In order to receive your Certificate of Eligibility for VA loan benefits, you will need to submit your request for a Certificate of Eligibility (VA Form 26-1880), as well as your service record.
If you are a military spouse, click here for important information.
VA Loan Certificate of Eligibility Request
Certificate of Eligibility Request
This form must be completed and sent in with a service record (DD-214) if you want to obtain a Certificate of Eligibility.
|VA Form 26-1880 (Request for Eligibility Certificate)|
|If you do not have an Adobe Acrobat Reader or need a new version, you can download it for free.|
Once you have filled out your form, submit it and your Form DD-214 to a Regional Eligibility Center.
Service Record Request
The DD Form 214 serves as your proof of military service. If you do not have your DD Form 214, you can request it from the National Personnel Records Center, using a Standard Form 180 (Request Pertaining to Military Records).
|Standard Form 180 (Request for Service Record - front)|
|Standard Form 180 (Request for Service Record - back)|
After you fill out your Standard Form 180 send it to:
National Personnel Records Center (NPRC)
Military Personnel Records
9700 Page Avenue
St. Louis, MO 63132-5100
The NPRC will send you your service record (DD Form 214) after processing your Standard Form 180.
To get a head start on the loan origination process, fill out Military.com's

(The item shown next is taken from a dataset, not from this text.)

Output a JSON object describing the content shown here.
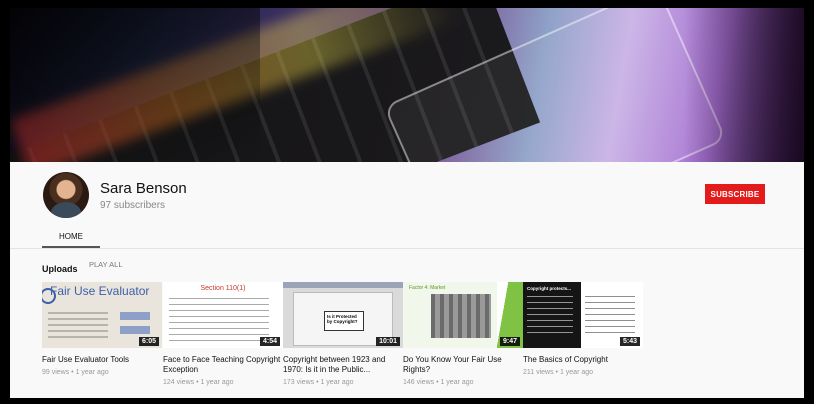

Now that you've determined that you are eligible (if you aren't sure, please check your VA loan eligibility), you can begin the loan application process. This process involves six important steps: finding a VA-approved lender, pre-qualifying for a loan, selecting your home, drawing up the purchase contract, getting the property appraised by the VA, and finalizing the loan.
To obtain a VA loan, it is important to note that the law requires that:
An experienced mortgage lender will be able to discuss specific income and other qualifying requirements.
Finding a VA Approved Lender
Before you begin the application process, it is a good idea to get a copy of your credit report. This can be obtained from one of the three major credit bureaus: Experian, Equifax, and TransUnion. Once you've gotten your credit report, the next step is to find a VA approved lender. A lender can point out any credit problems you might have and provide you with a loan estimate. Shop around. Compare different lenders' closing costs (over and above the price of the property) incurred by buyers and sellers in transferring ownership of a property (also called settlement costs) and other fees. Military.com makes it easy to find VA approved lenders - just use our Quick Form, and be matched with up to three lenders.
Pre-Qualifying for Your Loan
Pre-qualifying for a loan is the best way to determine how much borrowing power you have. Pre-qualifying involves letting your lender know what your income and assets are. Based on that information, you can find out if you qualify for a given loan. Note that pre-qualifying only gives an estimate of the amount of mortgage payment you can afford, based on the information you provide. While pre-qualifying is not a requirement, it is highly recommended. Without pre-qualifying first, you may find yourself looking at houses that you wouldn't necessarily be able to afford.
Once you pre-qualify, you'll have a strong idea of how much income you'll need to qualify. You'll also know what price range of houses you can manage, which is important for the next step.
Selecting Your Home
If you've pre-qualified for your VA Home Loan, you will have a good idea of which houses you'll be able to afford. You can now begin the process of selecting your new home. Finding a home can be accomplished through several avenues:
Drawing up the Purchase Contract
Also referred to as a "sales agreement" or "purchase agreement" contract, this document represents the finalized terms and conditions upon which the transfer of real estate will take place. A purchase contract is essentially an agreement between the buyer and seller to purchase an agreed upon property on agreed upon terms, whatever they may be. The Purchase Contract will among other things address: restrictions and easements, liens on the property, inspections, prior leases, disclosures, preparing of documents for closing, and maintenance of the property up to closing.
Because the loan amount may not exceed VA?s estimate of the value of the property, in order to finalize the loan, you must request an appraisal by the Veterans Administration. Although anyone (buyer, seller, real estate personnel or lender) can request a VA appraisal, it normally comes from the lender via the Internet using TAS (The Appraisal System).
It is important to recognize that while the VA appraisal estimates the value of the property, it is not an inspection and does not guarantee that the house is free of defects. Homebuyers should carefully inspect the property themselves, or hire a reputable inspection firm to help. VA guarantees the loan, not the condition of the property.
Finalizing the Loan
If the established value is acceptable to all parties and the lender determines that you qualify on the basis of credit and income, the loan may be approved. Most lenders are authorized to make this decision.
You (and your spouse) attend the loan closing and sign the note, mortgage and other related papers. The lender or closing attorney will explain the loan terms and requirements as well as where and how to make the monthly payments. When the loan is reported to the VA, the Certificate of Eligibility is annotated to reflect the use of entitlement and returned to the applicant. The loan closing procedure may vary in some states. Closing costs can be substantial, even with a VA loan, so get the details from your realtor before closing and avoid unpleasant surprises.